A huge walk-in camera, designed by John Bielenberg and built by John Bielenberg and Richard Mann, is one of the many inter-active exhibits planned By Penobscot Marine Museum for this summer’s Exploring the Magic of Photography: Painting with Light. This is the first major exhibition to feature the museum’s extensive historic photography collection of over 140,000 negatives, prints, slides, postcards and daguerreotypes.
The camera obscura is the precursor of our modern camera. Its principles were used by the ancient Greeks to observe solar eclipses. Inside the museum’s camera obscura, light sensitive paper will be available for visitors to take their own “photographs” from the projected image, and paper and pencils will be available for sketching the image, a technique used Leonardo da Vinci in the Renaissance.
PMM’s camera obscura; Horse in Winter, Round Image
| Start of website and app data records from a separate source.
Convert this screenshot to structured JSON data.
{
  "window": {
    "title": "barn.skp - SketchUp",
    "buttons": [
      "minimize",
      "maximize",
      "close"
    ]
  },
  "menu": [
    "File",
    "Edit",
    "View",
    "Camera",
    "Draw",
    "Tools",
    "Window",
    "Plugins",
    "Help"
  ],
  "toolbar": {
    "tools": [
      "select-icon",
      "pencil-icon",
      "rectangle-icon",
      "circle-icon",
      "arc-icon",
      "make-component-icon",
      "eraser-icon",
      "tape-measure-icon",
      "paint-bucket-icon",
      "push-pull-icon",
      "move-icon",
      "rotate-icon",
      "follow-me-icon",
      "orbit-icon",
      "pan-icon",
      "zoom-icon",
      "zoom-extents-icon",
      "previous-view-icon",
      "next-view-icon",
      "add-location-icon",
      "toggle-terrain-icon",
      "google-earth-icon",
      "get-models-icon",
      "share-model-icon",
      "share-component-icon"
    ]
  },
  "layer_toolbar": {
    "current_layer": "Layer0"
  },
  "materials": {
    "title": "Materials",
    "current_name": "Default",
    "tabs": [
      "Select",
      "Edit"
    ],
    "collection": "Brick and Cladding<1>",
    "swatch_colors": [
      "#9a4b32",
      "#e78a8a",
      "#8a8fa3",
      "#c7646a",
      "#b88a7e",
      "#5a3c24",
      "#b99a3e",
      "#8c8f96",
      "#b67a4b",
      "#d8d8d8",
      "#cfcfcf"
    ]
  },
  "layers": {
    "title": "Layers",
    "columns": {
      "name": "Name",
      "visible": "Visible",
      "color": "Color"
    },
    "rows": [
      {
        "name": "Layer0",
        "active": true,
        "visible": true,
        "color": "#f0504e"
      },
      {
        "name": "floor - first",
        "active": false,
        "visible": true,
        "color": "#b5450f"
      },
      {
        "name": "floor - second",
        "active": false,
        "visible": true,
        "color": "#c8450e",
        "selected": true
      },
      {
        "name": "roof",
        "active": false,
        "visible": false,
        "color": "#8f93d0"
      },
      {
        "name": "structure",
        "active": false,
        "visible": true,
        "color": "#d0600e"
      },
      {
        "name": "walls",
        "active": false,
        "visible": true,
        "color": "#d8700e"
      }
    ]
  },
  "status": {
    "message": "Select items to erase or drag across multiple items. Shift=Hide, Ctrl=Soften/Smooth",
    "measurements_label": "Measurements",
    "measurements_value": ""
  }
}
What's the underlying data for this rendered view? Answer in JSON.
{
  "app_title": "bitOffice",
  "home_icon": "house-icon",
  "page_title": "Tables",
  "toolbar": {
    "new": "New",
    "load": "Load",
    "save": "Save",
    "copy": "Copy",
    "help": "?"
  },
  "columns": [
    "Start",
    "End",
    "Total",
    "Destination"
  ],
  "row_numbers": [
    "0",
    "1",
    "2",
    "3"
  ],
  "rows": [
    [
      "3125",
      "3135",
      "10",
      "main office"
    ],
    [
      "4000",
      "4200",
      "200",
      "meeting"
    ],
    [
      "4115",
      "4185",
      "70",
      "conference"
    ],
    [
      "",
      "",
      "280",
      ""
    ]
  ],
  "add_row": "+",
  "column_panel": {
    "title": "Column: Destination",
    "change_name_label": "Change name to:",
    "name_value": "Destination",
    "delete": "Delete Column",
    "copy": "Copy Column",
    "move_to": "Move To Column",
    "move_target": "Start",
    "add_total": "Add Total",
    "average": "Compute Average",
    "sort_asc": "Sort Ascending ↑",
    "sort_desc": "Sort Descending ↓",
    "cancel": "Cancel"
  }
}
Other exhibits in Exploring the Magic of Photography: Painting with Light include Museum Selfies taken by museum visitors; Visit an Antique Darkroom complete with a glass plate negative enlarger; Through Her Lens: Women Photographers of Mid-Coast Maine, 1890-1920; Twenty Best featuring the most fascinating photographs in the collection; Evolution of the Photographic Snapshot: 1888-2015, curated by retired photography professor Michael Simon; The Carters and the Lukes – Selections from the Red Boutilier Collection is an intimate portrait of two families of boat builders, one who built traditional wooden lobster boats for local fishermen and the other an innovator in the custom yacht business. These photographs, taken during the 1960’s and 1970’s, celebrate the uniquely Maine way of life of the Luke family in East Boothbay and the Carter family in Waldoboro. Photographer Red Boutilier captured an era in Maine boat building which set the standards for today’s Maine boat builders’ international reputation for excellence.
Included in the museum’s events will be a screening of the film The Maine Frontier: Through The Lens Of Isaac Walton Simpson. Isaac Walton Simpson was a blacksmith, barber, musician, woodsman, mechanic, and father of thirteen children. This live multimedia presentation uses film, Simpson’s photographs, oral histories and live music to illustrate the pioneering frontier culture of northern Maine at the turn-of-the-century, a pivotal time in Maine’s history.
Anonymous; Boy with Oranges, Buenos Aires, c. 1895-1916
Visitors to Exploring the Magic of Photography: Painting with Light will be able to take cyanotype-making workshops; pin-hole camera-making workshops; to see tin-type demonstrations and to have their own tin-type made. Life-sized photographic backdrops in several exhibits will encourage visitors to take photographs of themselves “inside” historic photographs.
Exploring the Magic of Photography: Painting with Light is part of the Maine Photo Project (www.mainephotoproject.org), a year-long statewide celebration of photography in Maine. This collaboration of twenty-six cultural organizations will offer exhibitions, a major publication, and a variety of programs exploring the state’s role as inspiration for photographers.
The Maine Frontier: Through The Lens Of Isaac Walton Simpson is made possible by a grant from the Maine Humanities Council and the Maine Arts Commission. Through Her Lens: Women Photographers of Mid-Coast Maine, 1890-1920 is made possible by a grant from the Maine Humanities Council.
Exploring the Magic of Photography: Painting with Light opens at Penobscot Marine Museum on May 23, 2015 and continues through October 18, 2015. The Maine Frontier: Through The Lens Of Isaac Walton Simpson will be shown on Thursday, August 13, 7 p.m.